Pointing out that Haringey is built on clay soil prone to cracking and moving, they claim trees are being blamed for a problem that is being caused by climate change, with hotter summers putting trees under greater strain for water sources. Relatively cheap irrigation approaches implemented with help from residents could help ease some of these problems, they say.

Giovanna said campaigners were occupying the tree “day and night” but claimed residents had still not been offered a “meaningful meeting” with the council.

“We need to learn how to keep our trees and do work on buildings,” she added. “We need our trees. They are vital carbon sinks and are brilliant for physical and mental health.”

An Allianz spokesperson said the company looks for “long-term solutions that protect our natural and built environment” and is “committed to operating in a climate-friendly way”

They added: “What is at stake here is the solidity of two homes. Many experts, including an arboriculturist, have assessed the situation over time and looked at the best way to protect these properties from further structural damage while also saving the tree. Pollarding, a pruning technique used to restrict growth, has proved inefficient. Unfortunately, the only practical solution is to remove the tree, as an independent engineer has confirmed.”

Mike Hakata, deputy leader of Haringey Council and cabinet member for climate action, environment and transport, said he did not want to see trees removed and had met with residents in Oakfield Road on a number of occasions.

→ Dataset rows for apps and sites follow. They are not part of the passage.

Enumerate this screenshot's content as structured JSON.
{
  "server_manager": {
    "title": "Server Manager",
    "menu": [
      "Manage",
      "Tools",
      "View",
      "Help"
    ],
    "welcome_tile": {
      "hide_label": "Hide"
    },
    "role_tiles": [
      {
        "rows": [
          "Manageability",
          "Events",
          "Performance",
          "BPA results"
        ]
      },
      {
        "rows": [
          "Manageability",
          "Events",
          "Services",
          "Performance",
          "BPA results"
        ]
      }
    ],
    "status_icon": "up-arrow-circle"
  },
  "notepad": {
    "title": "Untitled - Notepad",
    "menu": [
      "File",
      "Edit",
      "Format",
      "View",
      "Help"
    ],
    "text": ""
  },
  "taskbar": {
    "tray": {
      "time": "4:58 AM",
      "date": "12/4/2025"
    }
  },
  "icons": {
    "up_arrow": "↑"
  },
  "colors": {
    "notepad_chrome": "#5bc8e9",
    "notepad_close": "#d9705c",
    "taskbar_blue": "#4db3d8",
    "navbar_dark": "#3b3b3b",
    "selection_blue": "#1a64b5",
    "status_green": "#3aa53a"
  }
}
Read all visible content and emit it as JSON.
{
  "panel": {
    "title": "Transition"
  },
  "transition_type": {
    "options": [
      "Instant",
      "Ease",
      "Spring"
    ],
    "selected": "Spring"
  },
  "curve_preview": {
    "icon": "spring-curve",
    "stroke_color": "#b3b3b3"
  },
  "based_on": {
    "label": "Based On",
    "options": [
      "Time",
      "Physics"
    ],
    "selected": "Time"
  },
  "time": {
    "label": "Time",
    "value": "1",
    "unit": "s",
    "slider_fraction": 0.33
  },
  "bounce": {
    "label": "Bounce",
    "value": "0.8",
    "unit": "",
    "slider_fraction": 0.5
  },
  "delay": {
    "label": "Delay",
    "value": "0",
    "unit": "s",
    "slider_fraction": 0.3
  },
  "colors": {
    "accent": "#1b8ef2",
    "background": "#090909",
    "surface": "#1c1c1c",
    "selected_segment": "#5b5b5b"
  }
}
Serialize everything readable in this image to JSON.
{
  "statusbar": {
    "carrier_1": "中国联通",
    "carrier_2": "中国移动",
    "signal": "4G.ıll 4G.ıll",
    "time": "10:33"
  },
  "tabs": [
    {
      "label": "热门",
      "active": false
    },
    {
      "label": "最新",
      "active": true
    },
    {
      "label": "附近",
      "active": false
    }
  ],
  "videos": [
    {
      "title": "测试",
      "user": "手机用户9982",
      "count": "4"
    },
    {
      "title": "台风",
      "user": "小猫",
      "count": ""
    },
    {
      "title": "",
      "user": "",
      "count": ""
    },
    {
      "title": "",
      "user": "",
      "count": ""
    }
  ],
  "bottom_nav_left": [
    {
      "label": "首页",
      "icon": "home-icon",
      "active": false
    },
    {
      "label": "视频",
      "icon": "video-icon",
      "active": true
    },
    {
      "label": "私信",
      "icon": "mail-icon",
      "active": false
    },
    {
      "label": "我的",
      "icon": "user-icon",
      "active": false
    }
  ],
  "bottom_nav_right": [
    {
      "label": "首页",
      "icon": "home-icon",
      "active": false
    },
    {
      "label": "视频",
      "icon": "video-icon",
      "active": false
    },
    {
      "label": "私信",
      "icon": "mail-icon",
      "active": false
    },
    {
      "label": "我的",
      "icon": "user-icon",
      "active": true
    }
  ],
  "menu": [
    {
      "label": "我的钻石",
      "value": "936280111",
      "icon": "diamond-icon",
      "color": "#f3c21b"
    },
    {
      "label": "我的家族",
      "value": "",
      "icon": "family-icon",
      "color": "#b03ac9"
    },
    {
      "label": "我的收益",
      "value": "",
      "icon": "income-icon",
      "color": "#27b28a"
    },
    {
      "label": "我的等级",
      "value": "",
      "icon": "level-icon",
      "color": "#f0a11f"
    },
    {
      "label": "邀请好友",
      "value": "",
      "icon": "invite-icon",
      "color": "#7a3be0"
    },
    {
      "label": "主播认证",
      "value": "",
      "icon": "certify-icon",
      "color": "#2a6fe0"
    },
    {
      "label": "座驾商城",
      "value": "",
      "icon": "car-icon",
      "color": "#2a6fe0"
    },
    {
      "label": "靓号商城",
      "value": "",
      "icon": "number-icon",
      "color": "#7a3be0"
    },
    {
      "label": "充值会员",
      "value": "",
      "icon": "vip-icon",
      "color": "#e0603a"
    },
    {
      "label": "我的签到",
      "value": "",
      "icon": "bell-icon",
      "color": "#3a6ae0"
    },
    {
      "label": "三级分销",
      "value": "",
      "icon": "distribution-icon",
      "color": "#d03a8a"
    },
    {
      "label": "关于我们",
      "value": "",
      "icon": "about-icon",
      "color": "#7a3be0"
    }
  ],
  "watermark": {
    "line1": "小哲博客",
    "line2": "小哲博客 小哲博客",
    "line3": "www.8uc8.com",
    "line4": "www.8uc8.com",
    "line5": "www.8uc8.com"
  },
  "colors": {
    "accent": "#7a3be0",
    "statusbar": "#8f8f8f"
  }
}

He added: “We have been fighting to save this tree since the original claim was made in 2015. But the technical evidence we have received supports the requirement for this tree to be removed, as it is causing significant damage to the residents’ homes.

“If the tree remains and these adjoining homes are underpinned, we will be facing a high-value insurance claim in excess of £400,000. That cost would need to be met by the council rather than an insurance company or any other organisation.

“This is simply beyond our budgetary control and would have significant impact on other key service areas. As a council, we are fighting to get this law changed and will continue to fight for our residents. In the meantime, we will look to provide a more suitable tree at this location once the existing tree is removed and plant additional trees to ensure that we at least match the overall environmental benefit that the removed tree would otherwise bring.”